One other comment on the lyrics.  In the last verse, it refers to “Far country” wanderings.  This is a subtle reference to the story of the Prodigal Son found in Luke 15.  Here’s the Scripture reference, “And not many days after the younger son gathered all together, and took his journey into a far country, and there wasted his substance with riotous living.”  Luke 15:13 KJV.   This is one of those BIble stories that I love to hear, but wish I could remember the first time I heard the story.  I wonder if the first time I heard it if my anger burned against the son.  I probably wanted to ask the son “How can you be so selfish to (a) ask for your inheritance early, (b) waste it on riotous living, (c) and then dare to show your face and come home?”  I am sure I thought that he was going to get what he deserved in the end.  I was probably more like the other brother in the story (and am unfortunately too much like him today).  I think I would have been mad, and forgiveness was probably far from my mind.  However, the Father was not like that, and thankfully God is not like that with us.  We were the Prodigal.  In many ways, we wasted what God gave us, and defiled His name by “riotous living.”  But His grace and love were so great that He forgave us and welcomed us home. 

“Such” – Do you use that word anymore?  It seems that it is one of those words that may be dying in the English language.  The only phrase I could think of where “such” is used regularly anymore is “There’s no such thing.”  For those that don’t know Christ, that might be their reaction to the description of love found in this hymn.  A love that would cost God everything – His only son.  A love for people who willingly, continually, frequently, and openly sin and transgress His law.  A love for people that, as the author states, are “worthless slaves.”    Regarding that kind of love, those people might say “There’s no such thing.”

However, for those of us that have accepted His gift of grace, we know that there is “such” a thing.  A love that forgave our sin.  A love that wrapped His arms around us and called us His own.  A love that is amazing.  I hope that our testimony (in a world filled with all kinds of “so-called” love) is there is “such a love” as this.  But that there is only one place to find it.  You won’t find it in a box of chocolates, a dozen roses, or in a velvet jewelry box.  There is only one “such” place to find it – in Jesus Christ alone.

  1. 8/23/2012 | 1:18 pm Permalink

    Your writings on the Hymn, Such Love, have spoken to me in such a poignant way today. Very valuable. Thank You! Thank You!

    • 8/25/2012 | 11:09 am Permalink

      Thank you so much for your kind words and for your website hymnserve.com. May God continue to bless your ministry and may we help to keep these great hymns of faith alive.

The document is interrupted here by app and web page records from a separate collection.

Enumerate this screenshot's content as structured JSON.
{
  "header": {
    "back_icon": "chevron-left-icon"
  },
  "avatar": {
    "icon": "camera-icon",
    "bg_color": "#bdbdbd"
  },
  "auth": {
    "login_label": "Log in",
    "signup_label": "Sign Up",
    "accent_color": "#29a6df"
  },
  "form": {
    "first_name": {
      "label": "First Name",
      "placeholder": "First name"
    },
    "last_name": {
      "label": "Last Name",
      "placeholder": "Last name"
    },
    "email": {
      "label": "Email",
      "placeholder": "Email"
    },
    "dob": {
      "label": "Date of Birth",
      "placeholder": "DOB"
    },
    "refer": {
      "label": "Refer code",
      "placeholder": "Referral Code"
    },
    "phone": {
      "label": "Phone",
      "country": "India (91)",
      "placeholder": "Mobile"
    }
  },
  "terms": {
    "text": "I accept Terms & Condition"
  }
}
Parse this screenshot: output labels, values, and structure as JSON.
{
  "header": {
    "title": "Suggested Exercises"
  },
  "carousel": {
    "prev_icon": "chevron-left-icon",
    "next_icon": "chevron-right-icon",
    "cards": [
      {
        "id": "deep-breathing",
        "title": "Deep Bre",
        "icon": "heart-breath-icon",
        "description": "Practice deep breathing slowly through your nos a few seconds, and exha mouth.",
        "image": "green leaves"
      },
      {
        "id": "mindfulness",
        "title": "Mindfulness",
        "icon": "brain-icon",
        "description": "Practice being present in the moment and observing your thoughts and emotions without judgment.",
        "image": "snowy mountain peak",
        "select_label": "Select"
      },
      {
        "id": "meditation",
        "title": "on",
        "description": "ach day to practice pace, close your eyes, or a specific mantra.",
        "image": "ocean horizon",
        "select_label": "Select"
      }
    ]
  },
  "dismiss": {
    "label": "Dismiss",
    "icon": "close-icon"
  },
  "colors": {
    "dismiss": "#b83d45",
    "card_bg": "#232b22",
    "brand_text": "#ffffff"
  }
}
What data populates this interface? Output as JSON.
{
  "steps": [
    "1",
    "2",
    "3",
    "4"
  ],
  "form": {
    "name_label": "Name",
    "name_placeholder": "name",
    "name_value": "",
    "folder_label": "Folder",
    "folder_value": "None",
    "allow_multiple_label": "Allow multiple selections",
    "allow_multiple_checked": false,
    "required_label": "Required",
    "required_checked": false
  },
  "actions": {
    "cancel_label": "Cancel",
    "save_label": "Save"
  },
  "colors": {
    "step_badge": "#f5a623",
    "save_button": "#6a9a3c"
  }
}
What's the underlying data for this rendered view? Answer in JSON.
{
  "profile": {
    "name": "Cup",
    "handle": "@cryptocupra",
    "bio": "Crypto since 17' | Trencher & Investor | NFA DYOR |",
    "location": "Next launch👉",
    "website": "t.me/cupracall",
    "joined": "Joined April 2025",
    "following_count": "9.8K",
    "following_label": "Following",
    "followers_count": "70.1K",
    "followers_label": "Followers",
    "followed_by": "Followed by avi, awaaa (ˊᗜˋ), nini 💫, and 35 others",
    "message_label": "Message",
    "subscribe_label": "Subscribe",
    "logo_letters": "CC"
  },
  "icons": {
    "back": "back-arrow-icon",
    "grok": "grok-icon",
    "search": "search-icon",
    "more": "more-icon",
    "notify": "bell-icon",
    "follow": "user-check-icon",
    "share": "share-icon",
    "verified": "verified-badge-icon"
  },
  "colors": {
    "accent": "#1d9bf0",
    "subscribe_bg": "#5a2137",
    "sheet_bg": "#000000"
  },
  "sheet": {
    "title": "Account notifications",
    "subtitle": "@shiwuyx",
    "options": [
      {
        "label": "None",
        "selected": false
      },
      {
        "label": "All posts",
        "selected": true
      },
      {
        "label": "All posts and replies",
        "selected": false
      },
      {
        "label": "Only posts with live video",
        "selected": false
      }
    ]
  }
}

  2. 6/4/2012 | 12:35 am Permalink

    Author: C. Bishop
    Composer: Robert Harkness


  3. 3/5/2012 | 2:27 am Permalink

    Who was the original author? Would like to acknowledge this in book I am writing even if it is now in the public domain ?